Towards the end of last year and into 2023 there were several signs that Tesla could be planning a significant investment in Canada, and in particular in Ontario. While nothing has come to fruition yet, newly released government documents show the Ontario provincial government has been working closely with Tesla for at least the last three years to make it happen.
According to documents obtained through a Freedom of Information request by Electric Autonomy, there has been a lengthy series of meetings and exchanges between Tesla and Ontario officials from 2020 to 2023, showing just how serious the government was in their efforts to land a major investment from the automaker.
The documents disclose a high level of interaction between Ontario’s government and Tesla’s decision-makers, including Elon Musk himself. In December 2022, a commercial officer at the Ontario Trade and Investment Office in Dallas forwarded an article to Musk, announcing Canada’s intention to subsidize EV battery production. The documents also reveal that Ontario officials, from the Minister of Economic Development, Job Creation, and Trade to the Minister of Energy, have been actively engaged with Tesla, seeking to capitalize on “investment opportunities.”
Of the 150 documents released under the FOI request, just 20 were made accessible, with many heavily redacted. Despite this, a lot of interesting information was still obtained. In one briefing note from the fall of 2022, at the height of the rumours of a Tesla investment in Canada, a senior policy advisor highlighted Ontario as a world-class automotive supply base, a growing EV assembly and battery supply chain, clean energy sources, critical mineral resources, a skilled workforce, and a thriving R&D ecosystem.
The documents also refer to Tesla’s undisclosed Canadian activities, which were redacted due to privacy laws.
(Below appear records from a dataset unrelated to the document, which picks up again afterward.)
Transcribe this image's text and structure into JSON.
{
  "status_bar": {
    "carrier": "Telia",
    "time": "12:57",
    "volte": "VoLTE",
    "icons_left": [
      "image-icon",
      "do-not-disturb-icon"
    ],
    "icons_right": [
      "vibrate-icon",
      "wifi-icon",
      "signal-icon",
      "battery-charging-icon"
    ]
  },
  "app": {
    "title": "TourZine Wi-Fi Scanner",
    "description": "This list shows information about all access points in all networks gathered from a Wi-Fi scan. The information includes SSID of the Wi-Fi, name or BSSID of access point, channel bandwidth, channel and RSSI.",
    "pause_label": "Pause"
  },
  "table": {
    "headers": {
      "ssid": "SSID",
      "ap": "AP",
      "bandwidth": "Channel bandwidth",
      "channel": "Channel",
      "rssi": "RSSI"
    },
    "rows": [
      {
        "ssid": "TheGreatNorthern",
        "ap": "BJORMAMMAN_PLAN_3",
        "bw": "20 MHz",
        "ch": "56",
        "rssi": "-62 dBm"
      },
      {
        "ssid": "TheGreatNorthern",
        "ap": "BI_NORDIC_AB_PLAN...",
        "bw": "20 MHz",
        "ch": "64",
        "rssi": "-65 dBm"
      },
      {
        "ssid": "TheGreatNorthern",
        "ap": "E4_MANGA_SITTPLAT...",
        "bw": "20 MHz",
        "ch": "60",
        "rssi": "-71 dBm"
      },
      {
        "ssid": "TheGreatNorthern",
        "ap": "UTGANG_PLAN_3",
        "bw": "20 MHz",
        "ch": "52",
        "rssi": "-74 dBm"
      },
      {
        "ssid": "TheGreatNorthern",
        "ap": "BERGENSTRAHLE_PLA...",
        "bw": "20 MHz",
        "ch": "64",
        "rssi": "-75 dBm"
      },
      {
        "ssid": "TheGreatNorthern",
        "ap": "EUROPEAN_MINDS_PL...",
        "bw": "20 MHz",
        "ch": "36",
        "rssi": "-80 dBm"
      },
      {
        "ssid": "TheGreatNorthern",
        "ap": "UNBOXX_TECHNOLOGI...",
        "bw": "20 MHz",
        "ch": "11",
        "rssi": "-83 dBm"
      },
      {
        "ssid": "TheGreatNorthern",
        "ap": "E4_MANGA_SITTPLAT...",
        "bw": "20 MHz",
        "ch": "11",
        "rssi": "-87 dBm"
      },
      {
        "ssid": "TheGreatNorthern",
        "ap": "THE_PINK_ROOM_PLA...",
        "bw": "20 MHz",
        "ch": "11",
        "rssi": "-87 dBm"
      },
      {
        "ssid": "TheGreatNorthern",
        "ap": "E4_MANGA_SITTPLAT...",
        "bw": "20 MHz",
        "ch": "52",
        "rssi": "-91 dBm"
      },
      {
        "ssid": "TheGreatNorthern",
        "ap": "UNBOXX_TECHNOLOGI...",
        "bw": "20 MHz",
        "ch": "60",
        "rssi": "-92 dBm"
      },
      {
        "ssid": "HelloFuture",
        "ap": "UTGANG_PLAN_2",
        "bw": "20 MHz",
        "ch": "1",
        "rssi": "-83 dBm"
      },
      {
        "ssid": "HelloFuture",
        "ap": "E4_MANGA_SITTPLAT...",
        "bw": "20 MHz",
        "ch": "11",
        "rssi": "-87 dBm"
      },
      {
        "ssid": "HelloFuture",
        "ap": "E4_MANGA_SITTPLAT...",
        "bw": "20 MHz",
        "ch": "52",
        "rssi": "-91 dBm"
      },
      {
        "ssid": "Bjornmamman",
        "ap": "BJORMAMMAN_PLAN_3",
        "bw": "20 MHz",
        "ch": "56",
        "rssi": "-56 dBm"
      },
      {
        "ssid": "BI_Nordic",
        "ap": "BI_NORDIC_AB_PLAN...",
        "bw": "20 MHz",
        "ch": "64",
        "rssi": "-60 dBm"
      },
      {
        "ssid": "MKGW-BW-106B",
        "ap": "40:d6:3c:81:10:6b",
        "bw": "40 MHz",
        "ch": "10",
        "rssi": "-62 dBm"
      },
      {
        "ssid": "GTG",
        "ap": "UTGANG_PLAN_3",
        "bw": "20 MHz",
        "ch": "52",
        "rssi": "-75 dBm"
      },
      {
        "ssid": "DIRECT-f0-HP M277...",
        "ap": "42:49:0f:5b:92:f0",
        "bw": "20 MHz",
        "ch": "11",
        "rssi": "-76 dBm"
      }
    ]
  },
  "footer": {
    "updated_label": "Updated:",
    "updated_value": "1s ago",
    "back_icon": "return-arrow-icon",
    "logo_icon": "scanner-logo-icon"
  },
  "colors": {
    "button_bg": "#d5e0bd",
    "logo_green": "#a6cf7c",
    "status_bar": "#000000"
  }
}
These include details about Tesla’s R&D facilities in Canada, beyond the advanced battery lab led by Jeff Dahn Lab at Dalhousie University. Additionally, the correspondence reveals Tesla’s interest in potential collaborations with Canadian universities and research networks for connected and autonomous vehicle development.
While many were hoping Canada would land Tesla’s next Gigafactory location, that location eventually ended up being Mexico. But all hope is not lost as Tesla is expected to announce the location of their next Gigafactory before the end of the year, although a location outside of North America appears to be likely. That leaves the possibility open that Tesla could expand into Canada with a battery production facility, something which Volkswagen has already announced plans to do in St. Thomas, Ontario.